Clinical Consultant – Briggs Healthcare
AMDA posted this document on May 18, 2020. Here is the issue that the document addresses:
“There is a clear understanding that protecting our vulnerable post-acute and long-term care (PALTC) population is dependent on adequate access to testing. Testing must be readily accessible, completed in a timely manner by those with appropriate training, have low false negative or false positive rates, impose a low physical or emotional burden on the person being tested, and be appropriately reimbursed.

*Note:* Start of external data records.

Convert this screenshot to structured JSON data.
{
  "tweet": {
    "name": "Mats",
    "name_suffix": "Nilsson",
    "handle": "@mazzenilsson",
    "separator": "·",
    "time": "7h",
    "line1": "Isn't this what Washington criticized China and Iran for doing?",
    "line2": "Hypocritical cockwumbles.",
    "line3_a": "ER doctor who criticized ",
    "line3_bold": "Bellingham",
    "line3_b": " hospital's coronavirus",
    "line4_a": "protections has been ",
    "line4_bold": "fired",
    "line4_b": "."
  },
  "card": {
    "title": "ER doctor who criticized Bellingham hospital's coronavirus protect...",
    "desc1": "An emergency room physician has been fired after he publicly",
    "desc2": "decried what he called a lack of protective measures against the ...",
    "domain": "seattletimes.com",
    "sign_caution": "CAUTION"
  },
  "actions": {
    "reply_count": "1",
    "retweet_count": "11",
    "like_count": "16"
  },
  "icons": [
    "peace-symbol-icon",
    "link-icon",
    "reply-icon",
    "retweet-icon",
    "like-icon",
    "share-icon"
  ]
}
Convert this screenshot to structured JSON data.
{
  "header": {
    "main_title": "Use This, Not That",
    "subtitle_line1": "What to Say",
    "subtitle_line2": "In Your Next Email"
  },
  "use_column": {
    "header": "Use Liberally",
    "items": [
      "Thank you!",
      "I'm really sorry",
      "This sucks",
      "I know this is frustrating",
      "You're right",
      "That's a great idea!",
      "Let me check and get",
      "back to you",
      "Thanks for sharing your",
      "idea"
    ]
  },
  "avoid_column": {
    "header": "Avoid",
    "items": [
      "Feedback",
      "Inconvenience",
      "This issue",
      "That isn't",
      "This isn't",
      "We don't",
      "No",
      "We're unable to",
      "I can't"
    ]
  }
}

Many states, local health departments, facilities, and consumers are calling for “universal testing” of PALTC residents and staff. The underlying premises behind these calls are that tests would be available for all, would meet the criteria set forth above, result in better care being delivered to our PALTC residents, and save lives.

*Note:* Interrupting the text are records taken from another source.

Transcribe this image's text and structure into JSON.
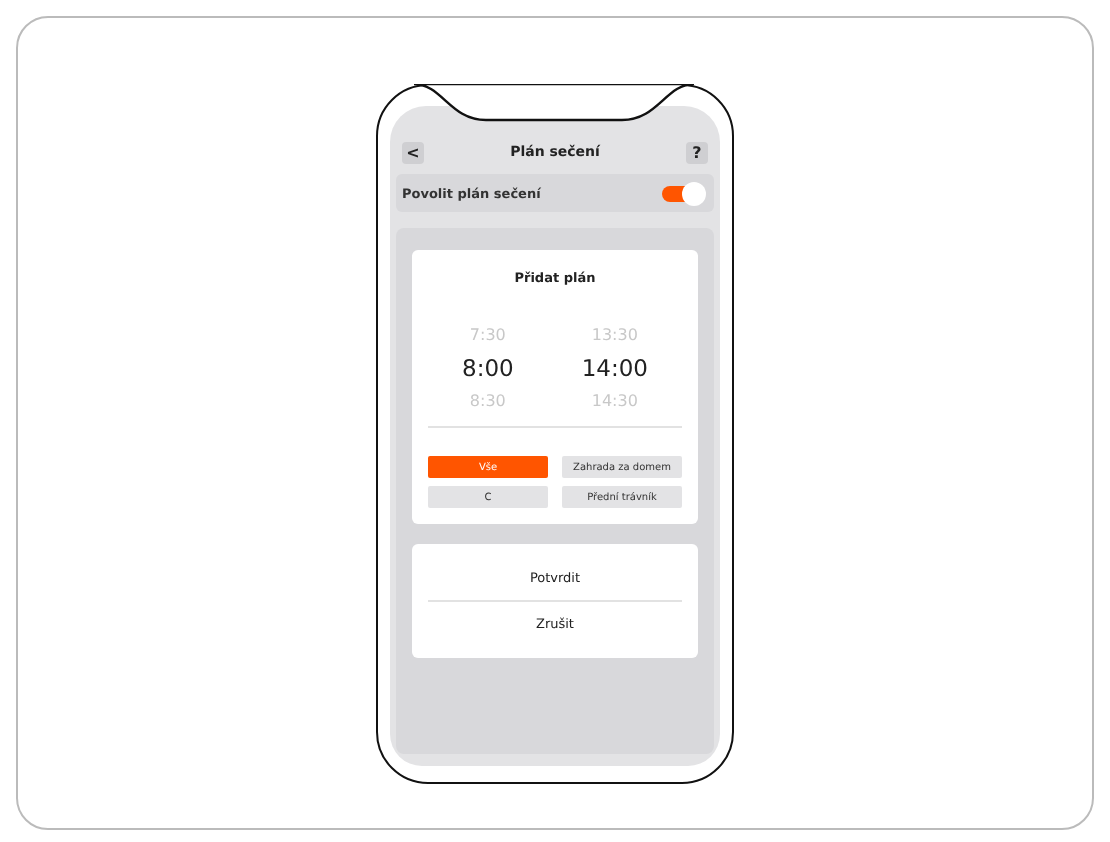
{
  "header": {
    "back": "<",
    "title": "Plán sečení",
    "help": "?"
  },
  "enable": {
    "label": "Povolit plán sečení",
    "on": true
  },
  "add_plan": {
    "title": "Přidat plán",
    "pickers": [
      {
        "items": [
          {
            "label": "7:30",
            "selected": false
          },
          {
            "label": "8:00",
            "selected": true
          },
          {
            "label": "8:30",
            "selected": false
          }
        ]
      },
      {
        "items": [
          {
            "label": "13:30",
            "selected": false
          },
          {
            "label": "14:00",
            "selected": true
          },
          {
            "label": "14:30",
            "selected": false
          }
        ]
      }
    ],
    "zones": [
      {
        "label": "Vše",
        "selected": true
      },
      {
        "label": "Zahrada za domem",
        "selected": false
      },
      {
        "label": "C",
        "selected": false
      },
      {
        "label": "Přední trávník",
        "selected": false
      }
    ]
  },
  "actions": [
    "Potvrdit",
    "Zrušit"
  ]
}
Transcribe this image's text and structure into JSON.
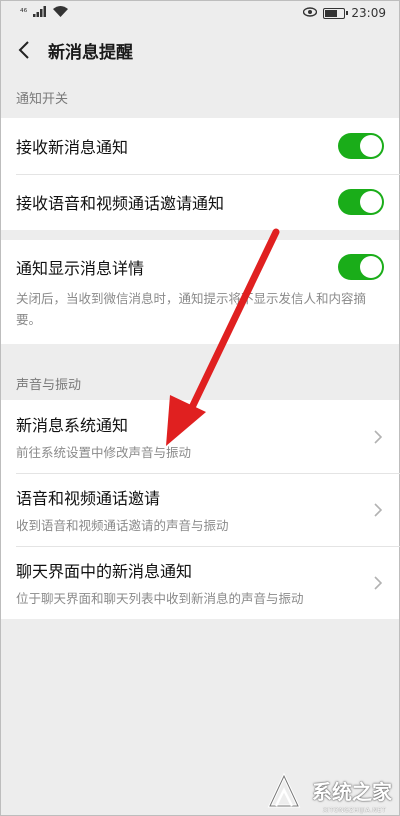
{
  "status_bar": {
    "signal_label": "⁴⁶",
    "time": "23:09"
  },
  "header": {
    "title": "新消息提醒"
  },
  "sections": {
    "notification_switch": {
      "header": "通知开关",
      "receive_new": {
        "label": "接收新消息通知",
        "on": true
      },
      "receive_av": {
        "label": "接收语音和视频通话邀请通知",
        "on": true
      },
      "show_details": {
        "label": "通知显示消息详情",
        "on": true,
        "description": "关闭后，当收到微信消息时，通知提示将不显示发信人和内容摘要。"
      }
    },
    "sound_vibration": {
      "header": "声音与振动",
      "items": [
        {
          "title": "新消息系统通知",
          "subtitle": "前往系统设置中修改声音与振动"
        },
        {
          "title": "语音和视频通话邀请",
          "subtitle": "收到语音和视频通话邀请的声音与振动"
        },
        {
          "title": "聊天界面中的新消息通知",
          "subtitle": "位于聊天界面和聊天列表中收到新消息的声音与振动"
        }
      ]
    }
  },
  "colors": {
    "toggle_on": "#1aad19",
    "arrow": "#e02020",
    "background": "#ededed"
  },
  "icons": {
    "back": "chevron-left-icon",
    "row_nav": "chevron-right-icon"
  },
  "watermark": {
    "text": "系统之家",
    "sub": "XITONGZHIJIA.NET"
  }
}
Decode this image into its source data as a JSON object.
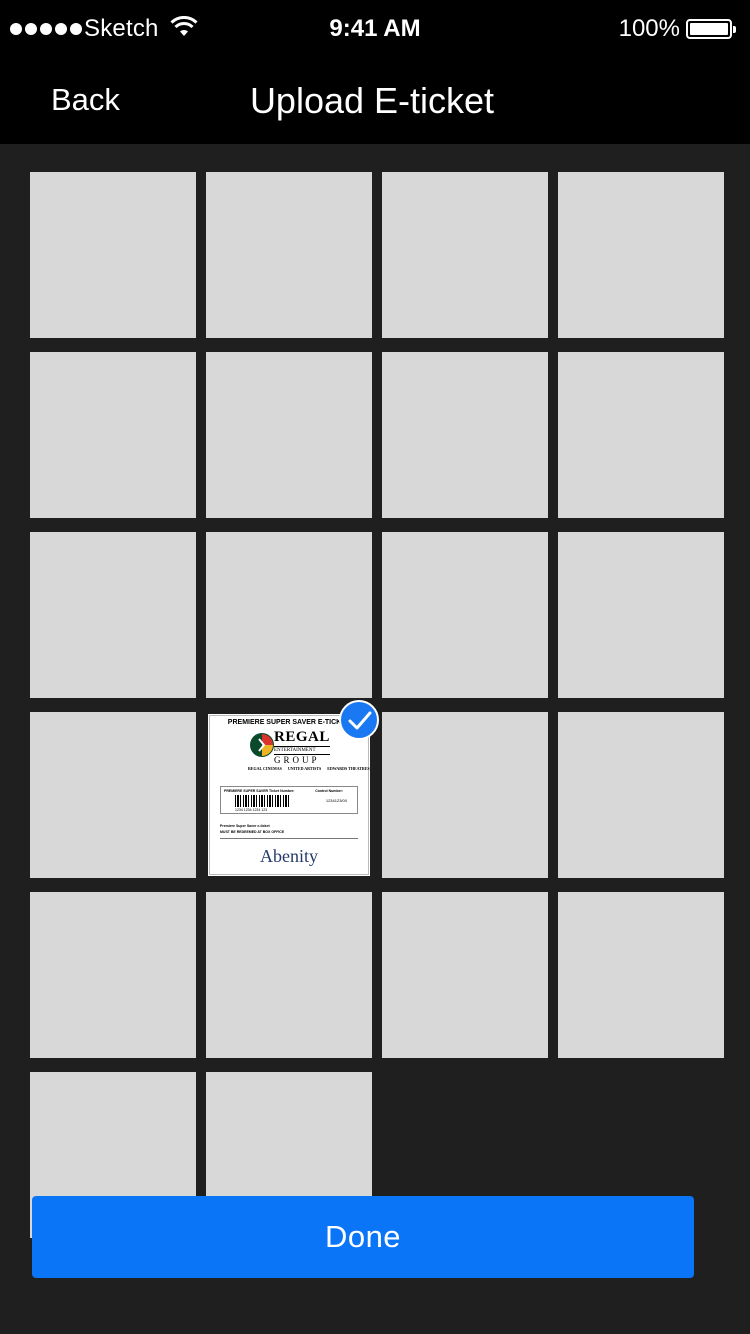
{
  "status_bar": {
    "carrier": "Sketch",
    "time": "9:41 AM",
    "battery_percent": "100%",
    "battery_level": 1.0
  },
  "nav": {
    "back_label": "Back",
    "title": "Upload E-ticket"
  },
  "grid": {
    "columns": 4,
    "total_items": 22,
    "selected_index": 13,
    "placeholder_color": "#d8d8d8"
  },
  "ticket": {
    "header": "PREMIERE SUPER SAVER E-TICKET",
    "brand_line1": "REGAL",
    "brand_line2": "ENTERTAINMENT",
    "brand_line3": "GROUP",
    "sub_brand_1": "REGAL CINEMAS",
    "sub_brand_2": "UNITED ARTISTS",
    "sub_brand_3": "EDWARDS THEATRES",
    "ticket_number_label": "PREMIERE SUPER SAVER Ticket Number:",
    "control_number_label": "Control Number:",
    "ticket_number": "1234 1234 1234 123",
    "control_number": "1234123/00",
    "fine_print_1": "Premiere Super Saver e-ticket",
    "fine_print_2": "MUST BE REDEEMED AT BOX OFFICE",
    "footer_brand": "Abenity"
  },
  "selection_icon": "checkmark-icon",
  "done_label": "Done",
  "colors": {
    "accent": "#0b75f8",
    "background": "#1f1f1f",
    "bar": "#000000"
  }
}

A number of considerations must be addressed before implementing universal testing.”
- What is meant by universal testing?
- How often must universal testing be done?

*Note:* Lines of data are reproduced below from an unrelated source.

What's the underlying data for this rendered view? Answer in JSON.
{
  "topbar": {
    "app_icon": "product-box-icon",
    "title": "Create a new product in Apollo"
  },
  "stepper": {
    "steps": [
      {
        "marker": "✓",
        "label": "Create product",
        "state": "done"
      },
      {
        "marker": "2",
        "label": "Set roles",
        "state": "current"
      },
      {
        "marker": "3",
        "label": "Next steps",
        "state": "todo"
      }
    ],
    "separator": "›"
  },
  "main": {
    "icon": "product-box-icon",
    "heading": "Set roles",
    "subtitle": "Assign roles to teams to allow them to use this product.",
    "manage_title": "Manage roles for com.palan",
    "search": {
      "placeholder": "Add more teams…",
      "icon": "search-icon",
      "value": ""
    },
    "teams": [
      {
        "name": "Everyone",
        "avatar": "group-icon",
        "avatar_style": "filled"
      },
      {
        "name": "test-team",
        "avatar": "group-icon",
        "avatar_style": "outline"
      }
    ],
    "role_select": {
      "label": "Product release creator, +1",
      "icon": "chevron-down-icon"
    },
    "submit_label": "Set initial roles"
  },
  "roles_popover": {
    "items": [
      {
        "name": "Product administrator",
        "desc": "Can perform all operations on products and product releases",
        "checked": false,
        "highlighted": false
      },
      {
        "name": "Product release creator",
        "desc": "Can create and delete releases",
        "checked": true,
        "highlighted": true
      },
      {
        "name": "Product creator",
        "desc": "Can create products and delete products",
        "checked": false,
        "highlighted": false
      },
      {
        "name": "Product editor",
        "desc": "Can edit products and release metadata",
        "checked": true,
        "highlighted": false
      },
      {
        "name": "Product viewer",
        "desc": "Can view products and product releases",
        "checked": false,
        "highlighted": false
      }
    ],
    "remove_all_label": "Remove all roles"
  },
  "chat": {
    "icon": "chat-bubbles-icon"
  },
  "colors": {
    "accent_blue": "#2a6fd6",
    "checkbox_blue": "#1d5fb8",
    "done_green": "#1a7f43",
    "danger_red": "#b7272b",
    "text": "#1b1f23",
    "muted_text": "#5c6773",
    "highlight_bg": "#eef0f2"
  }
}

- What is the turnaround time for testing?
- Should healthcare personnel, residents, or both be tested?
- What tests should be used?
- Can facilities cover the costs of testing?
- Are HCP tests covered by private healthcare insurance?
- Is there coverage for more than one test?
- Do we have enough tests?
- What happens if large numbers of staff must suddenly be furloughed?
- Is there a plan in place to deal with the test results?
- What if HCP or residents are resistant to testing?
- What is the emotional impact of repeated testing of residents with dementia, anxiety, post-traumatic stress disorders or other psychological health conditions?
- Prevalence matters.
- Should nursing facilities and assisted living communities be treated similarly?
- Testing alone is not enough.
You’ll appreciate the considerations offered by AMDA for each of the above issues.
“Increasingly, states are issuing orders for nursing homes and assisted living communities to conduct universal testing of all staff and/or residents. While such mandates are well-intentioned, they do not account for all, if any, of the considerations outlined above. Generally, this is because PALTC expertise and situational understanding have not been included when such policies are being developed. Testing decisions must be individualized to the facility with a clear understanding of the regional prevalence of disease, local testing accessibility and capacity, and well-defined goals of testing.
Without making sure that all complexities related to testing are addressed, in consultation with PALTC medical and clinical specialists, such mandates are likely to be counterproductive and will not produce the results they were intended to deliver.”
Please share this 3-page document with your team which includes your Medical Director! This is a very thoughtful document that should guide LTC/Senior Living decisions going forward.
A huge thank-you to AMDA for all you do for us!